**Task details**
Your answer must be the full listing, reproduced word for word.

**Task data**
______

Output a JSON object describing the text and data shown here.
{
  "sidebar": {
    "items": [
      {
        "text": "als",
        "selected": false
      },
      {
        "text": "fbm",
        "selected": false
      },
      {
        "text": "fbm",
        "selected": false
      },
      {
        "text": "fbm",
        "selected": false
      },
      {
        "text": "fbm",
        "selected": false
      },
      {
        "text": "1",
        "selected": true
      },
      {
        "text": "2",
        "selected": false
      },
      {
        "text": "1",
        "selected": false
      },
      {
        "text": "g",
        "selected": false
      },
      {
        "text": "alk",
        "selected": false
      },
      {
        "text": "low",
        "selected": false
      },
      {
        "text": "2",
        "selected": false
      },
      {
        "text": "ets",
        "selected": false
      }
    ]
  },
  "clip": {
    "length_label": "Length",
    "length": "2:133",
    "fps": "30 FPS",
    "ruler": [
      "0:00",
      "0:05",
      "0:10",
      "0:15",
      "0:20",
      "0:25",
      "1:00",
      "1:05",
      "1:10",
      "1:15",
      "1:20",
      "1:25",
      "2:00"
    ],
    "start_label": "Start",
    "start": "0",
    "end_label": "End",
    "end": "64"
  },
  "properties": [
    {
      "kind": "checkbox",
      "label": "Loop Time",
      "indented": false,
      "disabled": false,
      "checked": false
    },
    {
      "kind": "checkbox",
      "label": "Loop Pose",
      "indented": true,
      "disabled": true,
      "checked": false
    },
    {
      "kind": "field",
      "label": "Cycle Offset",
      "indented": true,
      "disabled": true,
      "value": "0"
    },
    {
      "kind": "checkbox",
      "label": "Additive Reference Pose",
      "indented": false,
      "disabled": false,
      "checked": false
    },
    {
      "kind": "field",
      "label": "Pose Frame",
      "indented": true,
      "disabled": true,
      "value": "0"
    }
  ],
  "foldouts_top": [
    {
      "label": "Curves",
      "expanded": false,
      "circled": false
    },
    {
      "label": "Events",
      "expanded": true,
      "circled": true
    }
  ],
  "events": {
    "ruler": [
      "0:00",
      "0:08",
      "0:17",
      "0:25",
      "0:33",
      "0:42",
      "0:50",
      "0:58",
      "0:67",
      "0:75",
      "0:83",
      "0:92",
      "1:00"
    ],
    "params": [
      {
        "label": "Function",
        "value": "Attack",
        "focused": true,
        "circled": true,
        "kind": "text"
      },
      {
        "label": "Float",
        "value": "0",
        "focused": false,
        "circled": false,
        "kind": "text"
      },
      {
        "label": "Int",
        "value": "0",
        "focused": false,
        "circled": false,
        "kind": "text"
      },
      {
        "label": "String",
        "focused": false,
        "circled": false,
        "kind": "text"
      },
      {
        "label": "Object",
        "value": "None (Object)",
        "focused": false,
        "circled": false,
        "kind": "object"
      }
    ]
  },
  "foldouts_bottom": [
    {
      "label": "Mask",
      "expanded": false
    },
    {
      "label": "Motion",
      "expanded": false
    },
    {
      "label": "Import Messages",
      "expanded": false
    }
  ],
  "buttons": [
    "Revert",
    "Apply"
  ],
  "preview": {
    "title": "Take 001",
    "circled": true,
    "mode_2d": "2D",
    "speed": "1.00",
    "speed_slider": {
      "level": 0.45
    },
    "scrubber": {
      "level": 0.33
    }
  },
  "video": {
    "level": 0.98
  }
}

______

**Reply**
Output a JSON object describing the text and data shown here.
{
  "sidebar": {
    "items": [
      {
        "text": "als",
        "selected": false
      },
      {
        "text": "fbm",
        "selected": false
      },
      {
        "text": "fbm",
        "selected": false
      },
      {
        "text": "fbm",
        "selected": false
      },
      {
        "text": "fbm",
        "selected": false
      },
      {
        "text": "1",
        "selected": true
      },
      {
        "text": "2",
        "selected": false
      },
      {
        "text": "1",
        "selected": false
      },
      {
        "text": "g",
        "selected": false
      },
      {
        "text": "alk",
        "selected": false
      },
      {
        "text": "low",
        "selected": false
      },
      {
        "text": "2",
        "selected": false
      },
      {
        "text": "ets",
        "selected": false
      }
    ]
  },
  "clip": {
    "length_label": "Length",
    "length": "2:133",
    "fps": "30 FPS",
    "ruler": [
      "0:00",
      "0:05",
      "0:10",
      "0:15",
      "0:20",
      "0:25",
      "1:00",
      "1:05",
      "1:10",
      "1:15",
      "1:20",
      "1:25",
      "2:00"
    ],
    "start_label": "Start",
    "start": "0",
    "end_label": "End",
    "end": "64"
  },
  "properties": [
    {
      "kind": "checkbox",
      "label": "Loop Time",
      "indented": false,
      "disabled": false,
      "checked": false
    },
    {
      "kind": "checkbox",
      "label": "Loop Pose",
      "indented": true,
      "disabled": true,
      "checked": false
    },
    {
      "kind": "field",
      "label": "Cycle Offset",
      "indented": true,
      "disabled": true,
      "value": "0"
    },
    {
      "kind": "checkbox",
      "label": "Additive Reference Pose",
      "indented": false,
      "disabled": false,
      "checked": false
    },
    {
      "kind": "field",
      "label": "Pose Frame",
      "indented": true,
      "disabled": true,
      "value": "0"
    }
  ],
  "foldouts_top": [
    {
      "label": "Curves",
      "expanded": false,
      "circled": false
    },
    {
      "label": "Events",
      "expanded": true,
      "circled": true
    }
  ],
  "events": {
    "ruler": [
      "0:00",
      "0:08",
      "0:17",
      "0:25",
      "0:33",
      "0:42",
      "0:50",
      "0:58",
      "0:67",
      "0:75",
      "0:83",
      "0:92",
      "1:00"
    ],
    "params": [
      {
        "label": "Function",
        "value": "Attack",
        "focused": true,
        "circled": true,
        "kind": "text"
      },
      {
        "label": "Float",
        "value": "0",
        "focused": false,
        "circled": false,
        "kind": "text"
      },
      {
        "label": "Int",
        "value": "0",
        "focused": false,
        "circled": false,
        "kind": "text"
      },
      {
        "label": "String",
        "focused": false,
        "circled": false,
        "kind": "text"
      },
      {
        "label": "Object",
        "value": "None (Object)",
        "focused": false,
        "circled": false,
        "kind": "object"
      }
    ]
  },
  "foldouts_bottom": [
    {
      "label": "Mask",
      "expanded": false
    },
    {
      "label": "Motion",
      "expanded": false
    },
    {
      "label": "Import Messages",
      "expanded": false
    }
  ],
  "buttons": [
    "Revert",
    "Apply"
  ],
  "preview": {
    "title": "Take 001",
    "circled": true,
    "mode_2d": "2D",
    "speed": "1.00",
    "speed_slider": {
      "level": 0.45
    },
    "scrubber": {
      "level": 0.33
    }
  },
  "video": {
    "level": 0.98
  }
}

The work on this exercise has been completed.